As a 225-year old Jesuit institution, Georgetown has had a lukewarm relationship with Greek life. The university has long maintained its stance that Greek organizations are incompatible with the University’s Catholic ideals since the 1950s. At the same time, sororities and fraternities have increased their presence on campus in recent years. Under the current policy of the Division of Student Affairs, none of the Greek organizations receive funding from the Student Activities Commission, or any other form of funding from the university (with one exception).
The social fraternities at Georgetown include Sigma Phi Epsilon, Sigma Alpha Epsilon, Alpha Epsilon Pi, and Zeta Psi and the two social sororities Kappa Kappa Gamma and Kappa Alpha Theta have just started in the past two years. These organizations organize annual formals, fundraisers, and weekend mixers with each other.
The fraternities and sororities at Georgetown are not nearly as demanding nor hazing-intensive as they are at other universities. Perspective Greek students at Georgetown say that the pledging process, which lasts from five to ten weeks according to the organization, requires a big time commitment, not a lack of principles. Most frats and sororities recruit both in the fall and the spring semester. One obstacle that all Greek organizations (except Delta Phi Epsilon) face is that they do not have University-owned houses that are passed down each year.

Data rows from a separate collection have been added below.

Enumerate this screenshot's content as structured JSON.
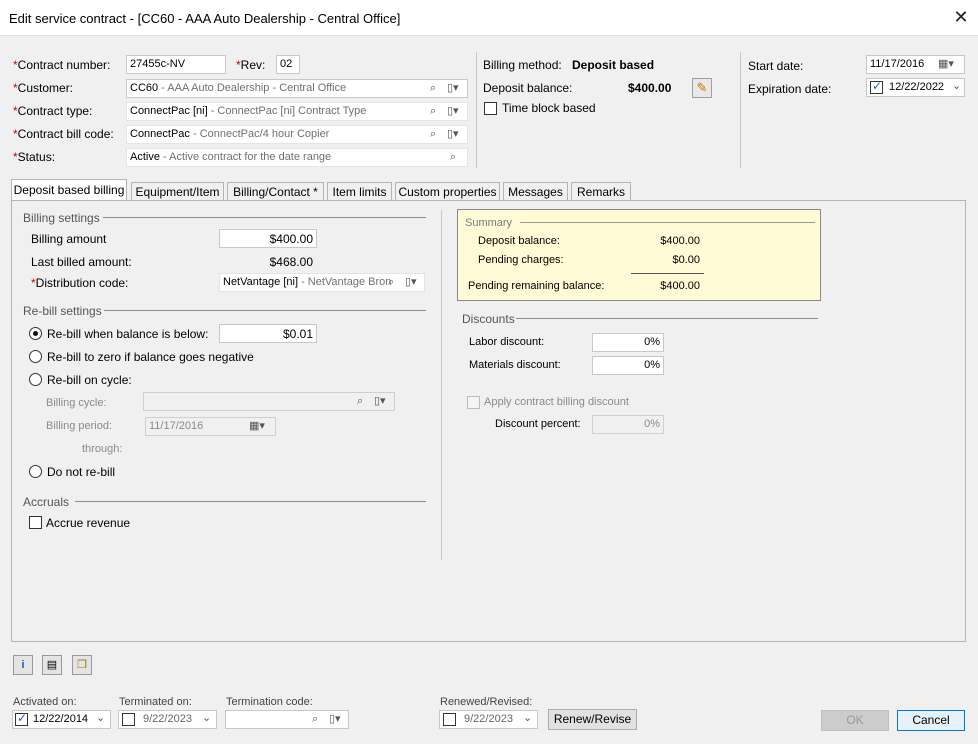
{
  "window": {
    "title": "Edit service contract - [CC60 - AAA Auto Dealership - Central Office]",
    "close_glyph": "✕"
  },
  "header": {
    "contract_number_label": "Contract number:",
    "contract_number_value": "27455c-NV",
    "rev_label": "Rev:",
    "rev_value": "02",
    "customer_label": "Customer:",
    "customer_code": "CC60",
    "customer_desc": " - AAA Auto Dealership - Central Office",
    "contract_type_label": "Contract type:",
    "contract_type_code": "ConnectPac [ni]",
    "contract_type_desc": " - ConnectPac [ni] Contract Type",
    "bill_code_label": "Contract bill code:",
    "bill_code_code": "ConnectPac",
    "bill_code_desc": " - ConnectPac/4 hour Copier",
    "status_label": "Status:",
    "status_code": "Active",
    "status_desc": " - Active contract for the date range",
    "required_marker": "*",
    "billing_method_label": "Billing method:",
    "billing_method_value": "Deposit based",
    "deposit_balance_label": "Deposit balance:",
    "deposit_balance_value": "$400.00",
    "time_block_label": "Time block based",
    "start_date_label": "Start date:",
    "start_date_value": "11/17/2016",
    "expiration_date_label": "Expiration date:",
    "expiration_date_value": "12/22/2022"
  },
  "tabs": [
    {
      "label": "Deposit based billing"
    },
    {
      "label": "Equipment/Item"
    },
    {
      "label": "Billing/Contact *"
    },
    {
      "label": "Item limits"
    },
    {
      "label": "Custom properties"
    },
    {
      "label": "Messages"
    },
    {
      "label": "Remarks"
    }
  ],
  "billing_settings": {
    "group_label": "Billing settings",
    "billing_amount_label": "Billing amount",
    "billing_amount_value": "$400.00",
    "last_billed_label": "Last billed amount:",
    "last_billed_value": "$468.00",
    "distribution_label": "Distribution code:",
    "distribution_code": "NetVantage [ni]",
    "distribution_desc": " - NetVantage Bron"
  },
  "rebill": {
    "group_label": "Re-bill settings",
    "opt_below_label": "Re-bill when balance is below:",
    "opt_below_value": "$0.01",
    "opt_zero_label": "Re-bill to zero if balance goes negative",
    "opt_cycle_label": "Re-bill on cycle:",
    "billing_cycle_label": "Billing cycle:",
    "billing_period_label": "Billing period:",
    "billing_period_value": "11/17/2016",
    "through_label": "through:",
    "opt_none_label": "Do not re-bill"
  },
  "accruals": {
    "group_label": "Accruals",
    "accrue_label": "Accrue revenue"
  },
  "summary": {
    "group_label": "Summary",
    "deposit_balance_label": "Deposit balance:",
    "deposit_balance_value": "$400.00",
    "pending_charges_label": "Pending charges:",
    "pending_charges_value": "$0.00",
    "remaining_label": "Pending remaining balance:",
    "remaining_value": "$400.00"
  },
  "discounts": {
    "group_label": "Discounts",
    "labor_label": "Labor discount:",
    "labor_value": "0%",
    "materials_label": "Materials discount:",
    "materials_value": "0%",
    "apply_label": "Apply contract billing discount",
    "percent_label": "Discount percent:",
    "percent_value": "0%"
  },
  "footer": {
    "activated_label": "Activated on:",
    "activated_value": "12/22/2014",
    "terminated_label": "Terminated on:",
    "terminated_value": "9/22/2023",
    "termination_code_label": "Termination code:",
    "renewed_label": "Renewed/Revised:",
    "renewed_value": "9/22/2023",
    "renew_button": "Renew/Revise",
    "ok_button": "OK",
    "cancel_button": "Cancel"
  },
  "icons": {
    "search": "⌕",
    "lookup": "▯▾",
    "calendar": "▦▾",
    "chevron": "⌄",
    "edit": "✎",
    "info": "i",
    "notes": "▤",
    "copy": "❐"
  },
  "colors": {
    "summary_bg": "#fffbd6",
    "required": "#d00000",
    "accent": "#0078d7"
  }
}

In addition to social fraternities and sororities, there are co-ed professional fraternities, such as Alpha Kappa Psi and Delta Phi Epsilon, of which the Alpha chapter was conceived at Georgetown. These business and foreign service frats have regular meetings, extensive career networks, and other career-related events every year. Alpha Phi Omega, the co-ed community service fraternity is the only recognized Greek organization at Georgetown and is supported by the Center for Social Justice at the university. The historically black fraternities and sororities include Alpha Phi Alpha, Omega Psi Phi and Kappa Alpha Psi.
While such a number of Greek organizations do exist on campus, you don’t need to join a sorority and fraternity to have a memorable Georgetown experience. Most popular non-Greek student organizations, such as the Corp and GUASFCU, offer an equally regular social calendar, allowing students to make friends and network. Most other student clubs on campus require an application process or interviews to become a member.
At Georgetown, you will find your niche whether you decide to wear Greek letters on your back or join the student orchestra you’ve always wanted to try out for. Heck, go crazy and shoot for the MUG caps!
Disclaimer: The author, who is a Voice staffer, is a member of the Delta Phi Epsilon sorority. The views in this post are her own and do not represent those of the Voice.
“As a 450-year old Jesuit institution, Georgetown has had a lukewarm relationship with Greek life.” 450? Really?
Thanks for pointing this out. We’ve updated the article to correct our error.